▶ SUPPLIED RECORDS
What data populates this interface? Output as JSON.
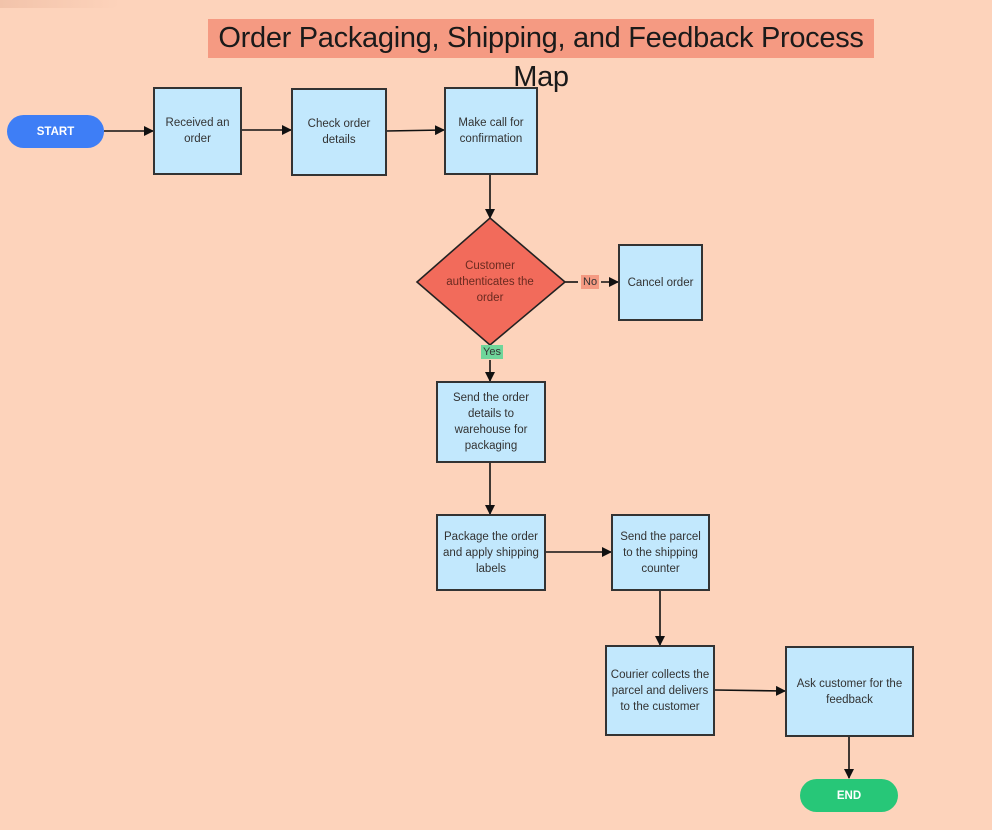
{
  "title": "Order Packaging, Shipping, and Feedback Process Map",
  "colors": {
    "background": "#fdd3bb",
    "title_bg": "#f59a82",
    "process_fill": "#c2e8fd",
    "decision_fill": "#f26b5b",
    "start_fill": "#3e7ef6",
    "end_fill": "#27c778",
    "yes_label_bg": "#6fd69a",
    "no_label_bg": "#f59a82"
  },
  "nodes": {
    "start": "START",
    "received": "Received an order",
    "check": "Check order details",
    "call": "Make call for confirmation",
    "decision": "Customer authenticates the order",
    "cancel": "Cancel order",
    "send_warehouse": "Send the order details to warehouse for packaging",
    "package": "Package the order and apply shipping labels",
    "send_parcel": "Send the parcel to the shipping counter",
    "courier": "Courier collects the parcel and delivers to the customer",
    "feedback": "Ask customer for the feedback",
    "end": "END"
  },
  "edge_labels": {
    "no": "No",
    "yes": "Yes"
  },
  "edges": [
    {
      "from": "start",
      "to": "received"
    },
    {
      "from": "received",
      "to": "check"
    },
    {
      "from": "check",
      "to": "call"
    },
    {
      "from": "call",
      "to": "decision"
    },
    {
      "from": "decision",
      "to": "cancel",
      "label": "No"
    },
    {
      "from": "decision",
      "to": "send_warehouse",
      "label": "Yes"
    },
    {
      "from": "send_warehouse",
      "to": "package"
    },
    {
      "from": "package",
      "to": "send_parcel"
    },
    {
      "from": "send_parcel",
      "to": "courier"
    },
    {
      "from": "courier",
      "to": "feedback"
    },
    {
      "from": "feedback",
      "to": "end"
    }
  ]
}
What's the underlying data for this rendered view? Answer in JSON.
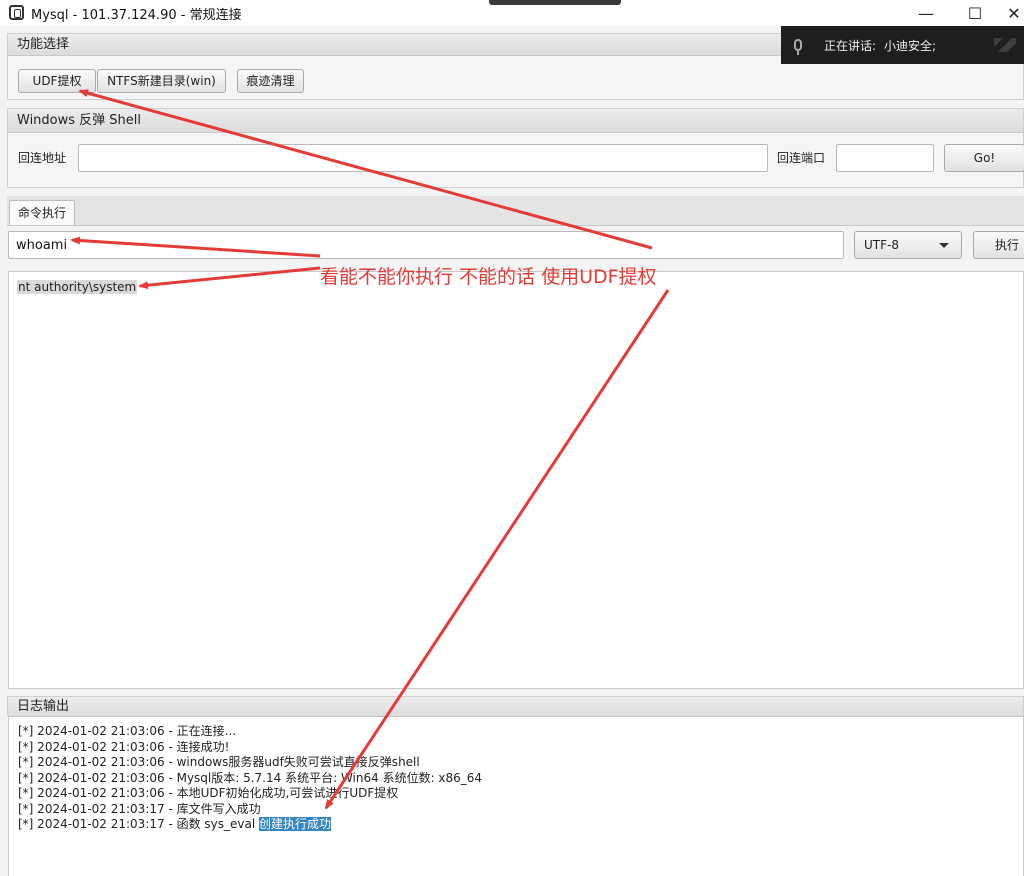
{
  "window": {
    "title": "Mysql - 101.37.124.90 - 常规连接",
    "minimize_glyph": "—",
    "maximize_glyph": "☐",
    "close_glyph": "✕"
  },
  "overlay": {
    "label": "正在讲话:",
    "speaker": "小迪安全;"
  },
  "function_panel": {
    "header": "功能选择",
    "buttons": [
      "UDF提权",
      "NTFS新建目录(win)",
      "痕迹清理"
    ]
  },
  "shell_panel": {
    "header": "Windows 反弹 Shell",
    "address_label": "回连地址",
    "address_value": "",
    "port_label": "回连端口",
    "port_value": "",
    "go_button": "Go!"
  },
  "command_panel": {
    "tab": "命令执行",
    "command_value": "whoami",
    "encoding": "UTF-8",
    "execute_button": "执行",
    "output": "nt authority\\system"
  },
  "log_panel": {
    "header": "日志输出",
    "lines": [
      "[*] 2024-01-02 21:03:06 - 正在连接...",
      "[*] 2024-01-02 21:03:06 - 连接成功!",
      "[*] 2024-01-02 21:03:06 - windows服务器udf失败可尝试直接反弹shell",
      "[*] 2024-01-02 21:03:06 - Mysql版本: 5.7.14 系统平台: Win64 系统位数: x86_64",
      "[*] 2024-01-02 21:03:06 - 本地UDF初始化成功,可尝试进行UDF提权",
      "[*] 2024-01-02 21:03:17 - 库文件写入成功"
    ],
    "last_line_prefix": "[*] 2024-01-02 21:03:17 - 函数 sys_eval ",
    "last_line_highlight": "创建执行成功"
  },
  "annotation": {
    "text": "看能不能你执行  不能的话 使用UDF提权",
    "color": "#e53b36"
  },
  "colors": {
    "accent_highlight": "#3584c4",
    "annotation_red": "#e53b36"
  }
}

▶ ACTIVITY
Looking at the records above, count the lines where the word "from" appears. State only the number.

▶ TASK RESULT
11